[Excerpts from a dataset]
★ ★ ★ ★ ★ ★ ★

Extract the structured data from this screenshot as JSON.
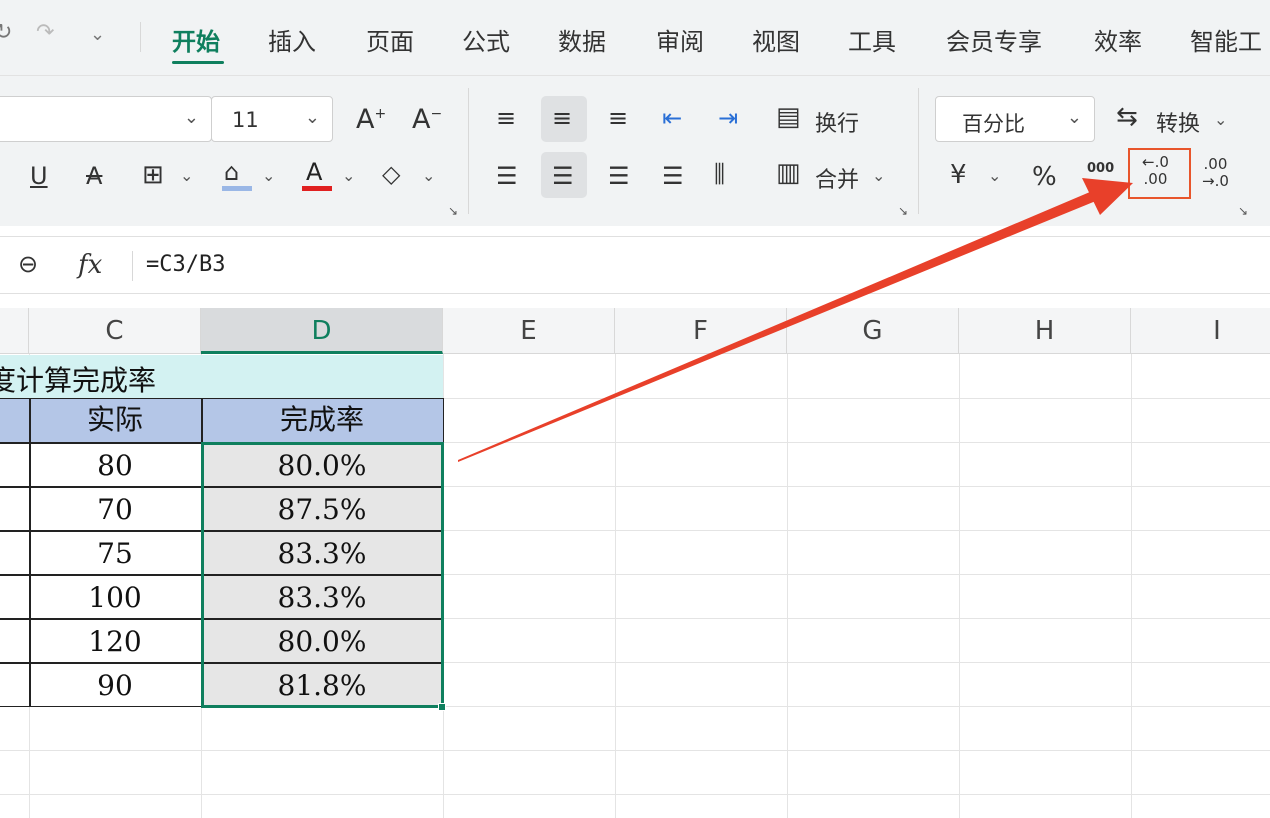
{
  "menu": {
    "tabs": [
      "开始",
      "插入",
      "页面",
      "公式",
      "数据",
      "审阅",
      "视图",
      "工具",
      "会员专享",
      "效率",
      "智能工"
    ],
    "active_tab": "开始"
  },
  "ribbon": {
    "font_size": "11",
    "wrap_label": "换行",
    "merge_label": "合并",
    "number_format": "百分比",
    "convert_label": "转换",
    "percent_symbol": "%",
    "currency_symbol": "¥",
    "thousands_symbol": "000"
  },
  "formula_bar": {
    "fx_label": "fx",
    "formula": "=C3/B3"
  },
  "sheet": {
    "columns": [
      "C",
      "D",
      "E",
      "F",
      "G",
      "H",
      "I"
    ],
    "selected_column": "D",
    "title_fragment": "度计算完成率",
    "headers": [
      "实际",
      "完成率"
    ],
    "rows": [
      {
        "actual": "80",
        "rate": "80.0%"
      },
      {
        "actual": "70",
        "rate": "87.5%"
      },
      {
        "actual": "75",
        "rate": "83.3%"
      },
      {
        "actual": "100",
        "rate": "83.3%"
      },
      {
        "actual": "120",
        "rate": "80.0%"
      },
      {
        "actual": "90",
        "rate": "81.8%"
      }
    ]
  },
  "colors": {
    "accent": "#0f7f5e",
    "title_fill": "#d3f2f2",
    "header_fill": "#b4c6e7",
    "selection_fill": "#e6e6e6",
    "arrow": "#e8402a"
  }
}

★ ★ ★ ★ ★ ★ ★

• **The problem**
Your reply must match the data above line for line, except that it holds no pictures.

• **Completed task**
Extract the structured data from this screenshot as JSON.
{
  "menu": {
    "tabs": [
      "开始",
      "插入",
      "页面",
      "公式",
      "数据",
      "审阅",
      "视图",
      "工具",
      "会员专享",
      "效率",
      "智能工"
    ],
    "active_tab": "开始"
  },
  "ribbon": {
    "font_size": "11",
    "wrap_label": "换行",
    "merge_label": "合并",
    "number_format": "百分比",
    "convert_label": "转换",
    "percent_symbol": "%",
    "currency_symbol": "¥",
    "thousands_symbol": "000"
  },
  "formula_bar": {
    "fx_label": "fx",
    "formula": "=C3/B3"
  },
  "sheet": {
    "columns": [
      "C",
      "D",
      "E",
      "F",
      "G",
      "H",
      "I"
    ],
    "selected_column": "D",
    "title_fragment": "度计算完成率",
    "headers": [
      "实际",
      "完成率"
    ],
    "rows": [
      {
        "actual": "80",
        "rate": "80.0%"
      },
      {
        "actual": "70",
        "rate": "87.5%"
      },
      {
        "actual": "75",
        "rate": "83.3%"
      },
      {
        "actual": "100",
        "rate": "83.3%"
      },
      {
        "actual": "120",
        "rate": "80.0%"
      },
      {
        "actual": "90",
        "rate": "81.8%"
      }
    ]
  },
  "colors": {
    "accent": "#0f7f5e",
    "title_fill": "#d3f2f2",
    "header_fill": "#b4c6e7",
    "selection_fill": "#e6e6e6",
    "arrow": "#e8402a"
  }
}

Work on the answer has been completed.